Gumpert only has worked eight in-
nings in relief in Evansville, after being
called up from the Tigers' AA farm club
in Birmingham, Ala., where he was 8-5
with a 2.07 earned run average.
i n:Needham sees other doors
-- open if Bengals shut theirs
By RON POLLACK
Third in an eight-part series
Ben Needham is stockpiling options.
Not stock options or even gold options,
but football options.
The starting linebacker from last
season's Michigan grid squad was
selected in the seventh round of this
year's draft by the Cincinnati Bengals.
As a seventh rounder, he is anything
but a sure-fire bet to make the squad. It
is the possibility of getting cut that has
Needham is considering other options.
OPTION No. 2 - "If I get cut, I'll look
around and see what's going on in the
NFL," said Needham. "If I make it to
the last cut with Cincinnati and then get
let go, I'm pretty sure I could get a
tryout with someone else in the NFL."
Option No. 3 - "If I get cut by the
Bengals, I'd also see what's going on in
the new league," he said referring to
the United States Football League.,
"It's getting so much publicity, and
people are saying it has a chance.

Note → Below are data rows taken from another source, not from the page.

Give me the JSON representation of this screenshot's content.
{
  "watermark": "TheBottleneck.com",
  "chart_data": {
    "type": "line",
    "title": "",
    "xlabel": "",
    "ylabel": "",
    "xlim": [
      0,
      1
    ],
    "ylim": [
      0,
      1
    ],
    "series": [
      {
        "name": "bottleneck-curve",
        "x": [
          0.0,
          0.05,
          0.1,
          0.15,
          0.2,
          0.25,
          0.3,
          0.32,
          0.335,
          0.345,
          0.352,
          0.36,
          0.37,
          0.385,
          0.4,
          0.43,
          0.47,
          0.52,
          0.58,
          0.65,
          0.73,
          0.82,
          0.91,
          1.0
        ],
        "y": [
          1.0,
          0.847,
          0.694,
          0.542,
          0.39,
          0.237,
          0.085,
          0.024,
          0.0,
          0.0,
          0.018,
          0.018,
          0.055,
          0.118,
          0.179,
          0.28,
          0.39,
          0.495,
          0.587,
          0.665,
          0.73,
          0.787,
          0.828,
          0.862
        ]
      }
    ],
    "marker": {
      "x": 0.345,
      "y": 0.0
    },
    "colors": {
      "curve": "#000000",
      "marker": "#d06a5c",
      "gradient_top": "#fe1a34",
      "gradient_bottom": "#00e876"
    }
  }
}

So
I'd look into it."
Option No. 1, of course, is to make the
Cincinnati squad and Needham thinks
that he has a faily good shot.
"I'VE GONE TO both the mini=
camps for the rookies and veterans,"
he said. "I'm optimistic. Last year,
about half of the seventh round draft
choices made it in the NFL."
The Bengals reached the Super Bowl
last season, where they lost to the San
Francisco 49ers, and Needham believes
it may be to his advantage to be trying
out with a team of this caliber rather
than a less talented squad.
"A lot of teams that didn't do well are
bringing in so many free agents that the
competition is tougher," said
Needham. "At Cincinnati, I'm the only
linebacker they drafted and they only
brought in one free agent linebacker."
SHOULD HE make the team, it is
unlikely that Needham would attain the
starting status that he had last year at
Michigan - a fact he is well aware of.
"You go from being low man on the
totem pole in high school to being a
senior and then you go to college and
you are low man on the totem pole all
over again," said Needham. "Last
year I was a senior in college, and now
I'm starting as low man on the totem
pole again as a rookie. I have to learn
all of the Bengals' defenses, since
they're so different than ours were at
While the plays may be unfamiliar,
the surroundings are not for the Ohio
native. "If I make the team, my paren-
ts will only be one hour and 45 minutes
away," said Needham. "And I know
people in Cincinnati. Those are good
things about being drafted by Cincin-
AT ONE POINT in his career, there
were doubts that he would be drafted at
all. A starter in 1979, Needham was
suspended from the team in 1980 and
missed the entire season. But last year,
he came back and not only won back a
starting spot, but earned Defensive Most
Valuable Player honors in Michigan's
33-14 victory over UCLA in the
"I'm pretty sure that starting
negated my being suspended in the eyes
of the pro teams," said Needham.
"They just looked at last year. No one
even questioned me about the suspen-
sion, to tell you the truth."
With those troubled days behind him,
Needham is now looking forward to
playing with the Cincinnati Bengals, or
maybe some other NFL team, or
maybe in the United States Football
League, or maybe...
The attempt of Ed Muransky to
make the jump from college to pro
football will be featured Tuesday.
. . . Bengal hopeful